[RECORD EXTRACTS Boundary: Start]

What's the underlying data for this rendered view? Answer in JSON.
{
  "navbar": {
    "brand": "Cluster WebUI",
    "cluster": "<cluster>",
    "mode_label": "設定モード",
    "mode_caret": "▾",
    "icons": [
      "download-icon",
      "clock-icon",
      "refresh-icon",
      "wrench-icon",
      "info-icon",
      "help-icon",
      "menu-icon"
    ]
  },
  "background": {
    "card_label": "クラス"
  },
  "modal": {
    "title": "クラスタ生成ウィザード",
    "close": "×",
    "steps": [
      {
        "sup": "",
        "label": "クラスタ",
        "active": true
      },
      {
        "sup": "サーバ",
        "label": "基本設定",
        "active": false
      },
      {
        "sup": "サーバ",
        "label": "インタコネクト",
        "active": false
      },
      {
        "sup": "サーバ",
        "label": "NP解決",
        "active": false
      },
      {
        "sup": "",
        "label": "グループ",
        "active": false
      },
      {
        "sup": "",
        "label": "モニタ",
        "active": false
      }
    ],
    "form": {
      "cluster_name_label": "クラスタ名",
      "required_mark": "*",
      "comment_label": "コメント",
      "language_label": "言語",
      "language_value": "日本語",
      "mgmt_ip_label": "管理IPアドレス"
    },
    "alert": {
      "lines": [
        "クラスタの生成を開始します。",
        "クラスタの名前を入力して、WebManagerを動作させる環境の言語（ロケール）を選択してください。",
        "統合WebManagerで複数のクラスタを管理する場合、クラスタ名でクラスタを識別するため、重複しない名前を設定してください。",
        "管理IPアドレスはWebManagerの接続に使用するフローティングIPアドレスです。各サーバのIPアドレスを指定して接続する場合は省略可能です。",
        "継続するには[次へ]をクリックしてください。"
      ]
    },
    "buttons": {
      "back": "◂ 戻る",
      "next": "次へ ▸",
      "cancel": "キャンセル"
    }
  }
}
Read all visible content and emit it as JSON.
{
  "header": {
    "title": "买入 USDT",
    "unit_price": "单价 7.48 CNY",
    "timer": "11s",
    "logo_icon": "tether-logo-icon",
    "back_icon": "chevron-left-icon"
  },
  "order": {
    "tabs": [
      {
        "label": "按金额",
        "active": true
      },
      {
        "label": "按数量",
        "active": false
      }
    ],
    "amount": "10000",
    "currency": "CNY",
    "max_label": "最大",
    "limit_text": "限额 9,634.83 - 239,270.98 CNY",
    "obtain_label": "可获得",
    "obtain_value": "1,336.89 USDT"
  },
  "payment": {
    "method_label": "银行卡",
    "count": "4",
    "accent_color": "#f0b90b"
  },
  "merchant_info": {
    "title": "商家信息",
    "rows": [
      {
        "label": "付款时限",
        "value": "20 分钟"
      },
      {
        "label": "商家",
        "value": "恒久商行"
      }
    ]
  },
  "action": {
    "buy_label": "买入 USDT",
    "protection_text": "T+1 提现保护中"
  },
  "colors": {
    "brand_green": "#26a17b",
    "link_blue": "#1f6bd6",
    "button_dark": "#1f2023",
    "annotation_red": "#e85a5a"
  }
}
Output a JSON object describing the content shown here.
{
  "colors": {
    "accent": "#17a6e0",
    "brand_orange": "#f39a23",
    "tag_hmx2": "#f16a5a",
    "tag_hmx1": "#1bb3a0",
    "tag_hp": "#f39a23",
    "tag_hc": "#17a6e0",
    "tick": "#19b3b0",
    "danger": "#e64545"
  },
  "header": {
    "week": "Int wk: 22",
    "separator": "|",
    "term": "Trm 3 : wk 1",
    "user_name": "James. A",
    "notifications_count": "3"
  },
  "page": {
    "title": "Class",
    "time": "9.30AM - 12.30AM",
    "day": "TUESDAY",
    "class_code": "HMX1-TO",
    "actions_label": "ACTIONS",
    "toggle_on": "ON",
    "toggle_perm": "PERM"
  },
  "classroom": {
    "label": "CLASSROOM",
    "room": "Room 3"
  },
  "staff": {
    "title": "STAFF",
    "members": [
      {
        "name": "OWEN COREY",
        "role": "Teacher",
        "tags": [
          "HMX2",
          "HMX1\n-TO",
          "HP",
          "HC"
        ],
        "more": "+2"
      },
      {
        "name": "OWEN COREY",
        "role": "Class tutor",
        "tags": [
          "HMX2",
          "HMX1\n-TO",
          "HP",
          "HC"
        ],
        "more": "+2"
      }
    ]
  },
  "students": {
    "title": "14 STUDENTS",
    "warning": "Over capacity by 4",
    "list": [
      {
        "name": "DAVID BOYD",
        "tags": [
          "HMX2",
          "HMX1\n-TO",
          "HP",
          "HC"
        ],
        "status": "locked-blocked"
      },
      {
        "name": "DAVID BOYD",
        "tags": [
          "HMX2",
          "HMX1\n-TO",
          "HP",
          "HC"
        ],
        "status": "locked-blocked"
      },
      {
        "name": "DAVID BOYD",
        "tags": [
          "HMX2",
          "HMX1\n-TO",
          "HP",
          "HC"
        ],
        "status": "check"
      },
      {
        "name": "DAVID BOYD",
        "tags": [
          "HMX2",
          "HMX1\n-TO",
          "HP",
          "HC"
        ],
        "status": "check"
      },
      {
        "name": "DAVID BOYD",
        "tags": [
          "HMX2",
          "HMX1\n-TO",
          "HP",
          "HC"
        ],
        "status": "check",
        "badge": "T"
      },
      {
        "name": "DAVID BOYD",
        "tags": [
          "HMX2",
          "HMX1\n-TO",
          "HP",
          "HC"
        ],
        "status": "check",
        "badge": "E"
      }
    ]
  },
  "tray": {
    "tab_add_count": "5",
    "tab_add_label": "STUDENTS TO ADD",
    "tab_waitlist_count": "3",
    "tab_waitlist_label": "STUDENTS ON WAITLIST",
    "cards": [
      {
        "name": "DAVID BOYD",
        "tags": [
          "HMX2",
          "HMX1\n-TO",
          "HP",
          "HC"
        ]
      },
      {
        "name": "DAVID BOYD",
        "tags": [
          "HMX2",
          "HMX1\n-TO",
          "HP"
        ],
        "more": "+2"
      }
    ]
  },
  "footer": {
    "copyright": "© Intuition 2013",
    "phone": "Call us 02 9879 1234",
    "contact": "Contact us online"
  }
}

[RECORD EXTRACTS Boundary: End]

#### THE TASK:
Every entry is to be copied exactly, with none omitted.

#### EXERCISE RESPONSE:
What's the underlying data for this rendered view? Answer in JSON.
{
  "navbar": {
    "brand": "Cluster WebUI",
    "cluster": "<cluster>",
    "mode_label": "設定モード",
    "mode_caret": "▾",
    "icons": [
      "download-icon",
      "clock-icon",
      "refresh-icon",
      "wrench-icon",
      "info-icon",
      "help-icon",
      "menu-icon"
    ]
  },
  "background": {
    "card_label": "クラス"
  },
  "modal": {
    "title": "クラスタ生成ウィザード",
    "close": "×",
    "steps": [
      {
        "sup": "",
        "label": "クラスタ",
        "active": true
      },
      {
        "sup": "サーバ",
        "label": "基本設定",
        "active": false
      },
      {
        "sup": "サーバ",
        "label": "インタコネクト",
        "active": false
      },
      {
        "sup": "サーバ",
        "label": "NP解決",
        "active": false
      },
      {
        "sup": "",
        "label": "グループ",
        "active": false
      },
      {
        "sup": "",
        "label": "モニタ",
        "active": false
      }
    ],
    "form": {
      "cluster_name_label": "クラスタ名",
      "required_mark": "*",
      "comment_label": "コメント",
      "language_label": "言語",
      "language_value": "日本語",
      "mgmt_ip_label": "管理IPアドレス"
    },
    "alert": {
      "lines": [
        "クラスタの生成を開始します。",
        "クラスタの名前を入力して、WebManagerを動作させる環境の言語（ロケール）を選択してください。",
        "統合WebManagerで複数のクラスタを管理する場合、クラスタ名でクラスタを識別するため、重複しない名前を設定してください。",
        "管理IPアドレスはWebManagerの接続に使用するフローティングIPアドレスです。各サーバのIPアドレスを指定して接続する場合は省略可能です。",
        "継続するには[次へ]をクリックしてください。"
      ]
    },
    "buttons": {
      "back": "◂ 戻る",
      "next": "次へ ▸",
      "cancel": "キャンセル"
    }
  }
}
Read all visible content and emit it as JSON.
{
  "header": {
    "title": "买入 USDT",
    "unit_price": "单价 7.48 CNY",
    "timer": "11s",
    "logo_icon": "tether-logo-icon",
    "back_icon": "chevron-left-icon"
  },
  "order": {
    "tabs": [
      {
        "label": "按金额",
        "active": true
      },
      {
        "label": "按数量",
        "active": false
      }
    ],
    "amount": "10000",
    "currency": "CNY",
    "max_label": "最大",
    "limit_text": "限额 9,634.83 - 239,270.98 CNY",
    "obtain_label": "可获得",
    "obtain_value": "1,336.89 USDT"
  },
  "payment": {
    "method_label": "银行卡",
    "count": "4",
    "accent_color": "#f0b90b"
  },
  "merchant_info": {
    "title": "商家信息",
    "rows": [
      {
        "label": "付款时限",
        "value": "20 分钟"
      },
      {
        "label": "商家",
        "value": "恒久商行"
      }
    ]
  },
  "action": {
    "buy_label": "买入 USDT",
    "protection_text": "T+1 提现保护中"
  },
  "colors": {
    "brand_green": "#26a17b",
    "link_blue": "#1f6bd6",
    "button_dark": "#1f2023",
    "annotation_red": "#e85a5a"
  }
}
Output a JSON object describing the content shown here.
{
  "colors": {
    "accent": "#17a6e0",
    "brand_orange": "#f39a23",
    "tag_hmx2": "#f16a5a",
    "tag_hmx1": "#1bb3a0",
    "tag_hp": "#f39a23",
    "tag_hc": "#17a6e0",
    "tick": "#19b3b0",
    "danger": "#e64545"
  },
  "header": {
    "week": "Int wk: 22",
    "separator": "|",
    "term": "Trm 3 : wk 1",
    "user_name": "James. A",
    "notifications_count": "3"
  },
  "page": {
    "title": "Class",
    "time": "9.30AM - 12.30AM",
    "day": "TUESDAY",
    "class_code": "HMX1-TO",
    "actions_label": "ACTIONS",
    "toggle_on": "ON",
    "toggle_perm": "PERM"
  },
  "classroom": {
    "label": "CLASSROOM",
    "room": "Room 3"
  },
  "staff": {
    "title": "STAFF",
    "members": [
      {
        "name": "OWEN COREY",
        "role": "Teacher",
        "tags": [
          "HMX2",
          "HMX1\n-TO",
          "HP",
          "HC"
        ],
        "more": "+2"
      },
      {
        "name": "OWEN COREY",
        "role": "Class tutor",
        "tags": [
          "HMX2",
          "HMX1\n-TO",
          "HP",
          "HC"
        ],
        "more": "+2"
      }
    ]
  },
  "students": {
    "title": "14 STUDENTS",
    "warning": "Over capacity by 4",
    "list": [
      {
        "name": "DAVID BOYD",
        "tags": [
          "HMX2",
          "HMX1\n-TO",
          "HP",
          "HC"
        ],
        "status": "locked-blocked"
      },
      {
        "name": "DAVID BOYD",
        "tags": [
          "HMX2",
          "HMX1\n-TO",
          "HP",
          "HC"
        ],
        "status": "locked-blocked"
      },
      {
        "name": "DAVID BOYD",
        "tags": [
          "HMX2",
          "HMX1\n-TO",
          "HP",
          "HC"
        ],
        "status": "check"
      },
      {
        "name": "DAVID BOYD",
        "tags": [
          "HMX2",
          "HMX1\n-TO",
          "HP",
          "HC"
        ],
        "status": "check"
      },
      {
        "name": "DAVID BOYD",
        "tags": [
          "HMX2",
          "HMX1\n-TO",
          "HP",
          "HC"
        ],
        "status": "check",
        "badge": "T"
      },
      {
        "name": "DAVID BOYD",
        "tags": [
          "HMX2",
          "HMX1\n-TO",
          "HP",
          "HC"
        ],
        "status": "check",
        "badge": "E"
      }
    ]
  },
  "tray": {
    "tab_add_count": "5",
    "tab_add_label": "STUDENTS TO ADD",
    "tab_waitlist_count": "3",
    "tab_waitlist_label": "STUDENTS ON WAITLIST",
    "cards": [
      {
        "name": "DAVID BOYD",
        "tags": [
          "HMX2",
          "HMX1\n-TO",
          "HP",
          "HC"
        ]
      },
      {
        "name": "DAVID BOYD",
        "tags": [
          "HMX2",
          "HMX1\n-TO",
          "HP"
        ],
        "more": "+2"
      }
    ]
  },
  "footer": {
    "copyright": "© Intuition 2013",
    "phone": "Call us 02 9879 1234",
    "contact": "Contact us online"
  }
}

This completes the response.